What you need to do
Among the lines below, some may contain the string "EPON". Say how many do, and give nothing besides the number.

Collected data
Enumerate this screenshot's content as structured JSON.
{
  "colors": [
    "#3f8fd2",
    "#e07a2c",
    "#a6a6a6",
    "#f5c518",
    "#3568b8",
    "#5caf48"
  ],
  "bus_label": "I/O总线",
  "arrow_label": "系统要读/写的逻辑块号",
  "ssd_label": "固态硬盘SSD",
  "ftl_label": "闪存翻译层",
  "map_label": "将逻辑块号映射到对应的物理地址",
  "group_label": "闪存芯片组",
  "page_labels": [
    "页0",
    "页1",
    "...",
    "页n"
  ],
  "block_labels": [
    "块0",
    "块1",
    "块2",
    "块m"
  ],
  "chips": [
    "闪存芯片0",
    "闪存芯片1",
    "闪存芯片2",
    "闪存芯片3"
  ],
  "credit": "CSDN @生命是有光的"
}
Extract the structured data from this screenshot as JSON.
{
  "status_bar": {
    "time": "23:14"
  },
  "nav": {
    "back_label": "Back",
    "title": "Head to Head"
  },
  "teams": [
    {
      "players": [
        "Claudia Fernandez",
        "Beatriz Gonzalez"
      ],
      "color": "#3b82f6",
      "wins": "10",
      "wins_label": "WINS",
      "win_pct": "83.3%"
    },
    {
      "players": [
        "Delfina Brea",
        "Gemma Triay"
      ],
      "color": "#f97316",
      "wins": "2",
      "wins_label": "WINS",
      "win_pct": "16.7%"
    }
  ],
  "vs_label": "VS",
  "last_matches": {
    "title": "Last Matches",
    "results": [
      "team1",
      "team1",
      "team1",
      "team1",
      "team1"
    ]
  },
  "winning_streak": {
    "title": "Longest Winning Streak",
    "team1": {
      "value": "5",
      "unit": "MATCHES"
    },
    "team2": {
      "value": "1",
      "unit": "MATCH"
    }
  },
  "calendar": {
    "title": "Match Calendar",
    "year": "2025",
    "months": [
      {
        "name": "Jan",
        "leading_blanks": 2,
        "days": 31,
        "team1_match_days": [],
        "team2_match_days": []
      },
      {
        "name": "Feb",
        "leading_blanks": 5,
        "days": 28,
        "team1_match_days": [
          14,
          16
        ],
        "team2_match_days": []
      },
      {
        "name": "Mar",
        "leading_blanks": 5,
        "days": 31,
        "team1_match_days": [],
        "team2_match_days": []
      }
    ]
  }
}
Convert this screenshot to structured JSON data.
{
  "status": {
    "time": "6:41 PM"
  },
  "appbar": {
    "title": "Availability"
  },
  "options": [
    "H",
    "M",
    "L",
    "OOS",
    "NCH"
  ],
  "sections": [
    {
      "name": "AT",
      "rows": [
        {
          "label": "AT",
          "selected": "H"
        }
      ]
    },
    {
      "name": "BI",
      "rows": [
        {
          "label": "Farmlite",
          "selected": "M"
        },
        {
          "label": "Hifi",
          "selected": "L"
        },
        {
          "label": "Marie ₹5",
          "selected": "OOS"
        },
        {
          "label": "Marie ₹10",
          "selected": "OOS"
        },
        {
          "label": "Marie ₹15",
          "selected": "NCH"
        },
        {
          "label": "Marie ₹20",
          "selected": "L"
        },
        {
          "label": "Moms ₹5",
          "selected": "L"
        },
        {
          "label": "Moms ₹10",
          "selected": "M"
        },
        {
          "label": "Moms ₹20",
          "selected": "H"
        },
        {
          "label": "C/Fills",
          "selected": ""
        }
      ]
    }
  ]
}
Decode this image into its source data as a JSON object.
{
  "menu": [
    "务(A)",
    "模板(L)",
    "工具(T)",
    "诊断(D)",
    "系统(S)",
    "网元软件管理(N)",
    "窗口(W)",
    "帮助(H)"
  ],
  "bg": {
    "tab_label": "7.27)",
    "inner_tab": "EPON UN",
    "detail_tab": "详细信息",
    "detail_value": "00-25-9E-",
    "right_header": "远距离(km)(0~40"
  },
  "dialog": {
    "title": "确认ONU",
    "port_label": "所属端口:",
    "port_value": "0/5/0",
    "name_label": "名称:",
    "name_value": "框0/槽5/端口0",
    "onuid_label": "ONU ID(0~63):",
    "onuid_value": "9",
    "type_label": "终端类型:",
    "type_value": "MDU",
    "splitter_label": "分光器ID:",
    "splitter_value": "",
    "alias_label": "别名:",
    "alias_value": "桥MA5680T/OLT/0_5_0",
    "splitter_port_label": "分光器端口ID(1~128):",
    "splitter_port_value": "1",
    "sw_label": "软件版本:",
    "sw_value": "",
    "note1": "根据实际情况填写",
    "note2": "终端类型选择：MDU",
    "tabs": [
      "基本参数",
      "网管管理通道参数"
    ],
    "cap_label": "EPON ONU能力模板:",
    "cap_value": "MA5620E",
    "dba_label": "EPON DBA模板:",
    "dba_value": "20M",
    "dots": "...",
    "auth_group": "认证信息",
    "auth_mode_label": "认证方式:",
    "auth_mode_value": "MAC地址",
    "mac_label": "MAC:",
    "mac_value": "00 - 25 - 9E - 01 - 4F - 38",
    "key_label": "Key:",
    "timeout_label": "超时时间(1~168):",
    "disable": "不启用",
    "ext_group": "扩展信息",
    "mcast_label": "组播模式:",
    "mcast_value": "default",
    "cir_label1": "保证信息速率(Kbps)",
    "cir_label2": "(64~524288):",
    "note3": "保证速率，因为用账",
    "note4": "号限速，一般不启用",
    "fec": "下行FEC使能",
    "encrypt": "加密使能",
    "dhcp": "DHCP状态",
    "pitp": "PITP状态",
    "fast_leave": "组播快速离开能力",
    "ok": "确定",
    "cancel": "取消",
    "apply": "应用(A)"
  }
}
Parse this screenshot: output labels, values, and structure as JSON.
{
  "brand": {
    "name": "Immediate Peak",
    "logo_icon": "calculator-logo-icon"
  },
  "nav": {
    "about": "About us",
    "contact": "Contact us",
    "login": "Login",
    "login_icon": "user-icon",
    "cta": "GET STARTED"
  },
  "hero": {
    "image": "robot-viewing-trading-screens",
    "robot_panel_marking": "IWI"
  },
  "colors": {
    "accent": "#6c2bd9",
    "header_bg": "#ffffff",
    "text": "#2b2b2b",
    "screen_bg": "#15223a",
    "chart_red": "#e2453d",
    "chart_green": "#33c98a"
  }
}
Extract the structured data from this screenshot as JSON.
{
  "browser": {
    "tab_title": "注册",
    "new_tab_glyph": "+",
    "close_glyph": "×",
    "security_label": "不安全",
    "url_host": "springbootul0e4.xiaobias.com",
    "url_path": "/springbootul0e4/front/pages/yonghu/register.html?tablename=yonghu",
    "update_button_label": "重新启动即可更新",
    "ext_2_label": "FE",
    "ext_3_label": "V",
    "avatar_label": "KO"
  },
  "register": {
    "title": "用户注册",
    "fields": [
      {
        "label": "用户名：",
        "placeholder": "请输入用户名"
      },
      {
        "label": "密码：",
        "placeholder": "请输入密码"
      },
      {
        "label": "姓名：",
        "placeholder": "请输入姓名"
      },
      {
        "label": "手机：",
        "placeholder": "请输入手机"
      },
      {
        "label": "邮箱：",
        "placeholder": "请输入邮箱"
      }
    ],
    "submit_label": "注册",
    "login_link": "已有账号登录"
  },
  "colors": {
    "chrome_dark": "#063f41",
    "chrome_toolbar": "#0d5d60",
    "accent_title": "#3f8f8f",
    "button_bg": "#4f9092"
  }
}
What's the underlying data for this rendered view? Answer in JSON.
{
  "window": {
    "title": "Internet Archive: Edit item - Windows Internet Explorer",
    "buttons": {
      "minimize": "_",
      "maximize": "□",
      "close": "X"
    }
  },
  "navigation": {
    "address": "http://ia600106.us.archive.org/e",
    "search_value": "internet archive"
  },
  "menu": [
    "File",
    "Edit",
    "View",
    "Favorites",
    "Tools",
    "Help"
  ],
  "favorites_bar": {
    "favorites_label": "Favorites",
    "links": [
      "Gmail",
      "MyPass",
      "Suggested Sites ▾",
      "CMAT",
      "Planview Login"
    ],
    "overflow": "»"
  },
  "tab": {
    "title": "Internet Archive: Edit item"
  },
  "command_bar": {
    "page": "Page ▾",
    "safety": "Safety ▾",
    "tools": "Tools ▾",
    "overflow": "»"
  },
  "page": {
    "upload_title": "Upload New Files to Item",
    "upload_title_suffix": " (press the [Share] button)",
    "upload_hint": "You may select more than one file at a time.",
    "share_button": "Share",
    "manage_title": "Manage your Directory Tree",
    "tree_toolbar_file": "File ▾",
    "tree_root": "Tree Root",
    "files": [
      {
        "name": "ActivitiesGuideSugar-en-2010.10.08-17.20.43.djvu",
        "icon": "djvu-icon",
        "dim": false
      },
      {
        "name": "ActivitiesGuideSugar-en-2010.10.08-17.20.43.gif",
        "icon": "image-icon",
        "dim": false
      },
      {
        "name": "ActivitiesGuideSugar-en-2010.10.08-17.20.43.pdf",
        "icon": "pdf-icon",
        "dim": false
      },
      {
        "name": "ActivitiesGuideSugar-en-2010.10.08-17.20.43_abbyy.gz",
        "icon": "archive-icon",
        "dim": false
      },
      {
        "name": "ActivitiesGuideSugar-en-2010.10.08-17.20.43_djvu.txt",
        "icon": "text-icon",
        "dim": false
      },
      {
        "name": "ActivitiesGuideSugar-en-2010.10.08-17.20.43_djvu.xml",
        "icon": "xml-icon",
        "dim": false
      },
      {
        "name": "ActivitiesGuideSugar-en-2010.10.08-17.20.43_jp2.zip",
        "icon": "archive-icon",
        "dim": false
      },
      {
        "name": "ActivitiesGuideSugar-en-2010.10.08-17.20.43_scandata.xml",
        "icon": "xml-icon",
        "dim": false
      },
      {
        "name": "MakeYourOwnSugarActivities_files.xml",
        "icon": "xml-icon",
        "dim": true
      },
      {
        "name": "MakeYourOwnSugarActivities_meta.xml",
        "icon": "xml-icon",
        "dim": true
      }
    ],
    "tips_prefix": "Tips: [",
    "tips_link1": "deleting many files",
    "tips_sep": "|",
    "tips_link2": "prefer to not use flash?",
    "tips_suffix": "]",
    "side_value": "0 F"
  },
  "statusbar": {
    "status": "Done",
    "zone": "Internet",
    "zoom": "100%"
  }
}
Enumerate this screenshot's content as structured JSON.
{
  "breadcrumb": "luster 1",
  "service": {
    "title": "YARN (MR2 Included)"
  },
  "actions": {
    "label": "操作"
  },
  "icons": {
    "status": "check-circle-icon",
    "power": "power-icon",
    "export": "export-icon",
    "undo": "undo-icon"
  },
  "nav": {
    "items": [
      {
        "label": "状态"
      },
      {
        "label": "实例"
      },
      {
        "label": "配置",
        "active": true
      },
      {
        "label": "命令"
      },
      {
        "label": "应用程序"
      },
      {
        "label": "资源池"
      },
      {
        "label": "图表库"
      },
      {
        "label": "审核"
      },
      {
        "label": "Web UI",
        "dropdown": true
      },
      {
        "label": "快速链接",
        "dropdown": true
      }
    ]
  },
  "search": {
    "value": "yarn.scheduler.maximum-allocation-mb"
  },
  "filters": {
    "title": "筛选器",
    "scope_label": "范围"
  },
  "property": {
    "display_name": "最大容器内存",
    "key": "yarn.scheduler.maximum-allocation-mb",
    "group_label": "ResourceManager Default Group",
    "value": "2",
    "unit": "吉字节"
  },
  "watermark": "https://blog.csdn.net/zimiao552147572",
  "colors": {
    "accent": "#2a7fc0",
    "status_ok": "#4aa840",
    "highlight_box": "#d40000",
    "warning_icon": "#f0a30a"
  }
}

Answer box
3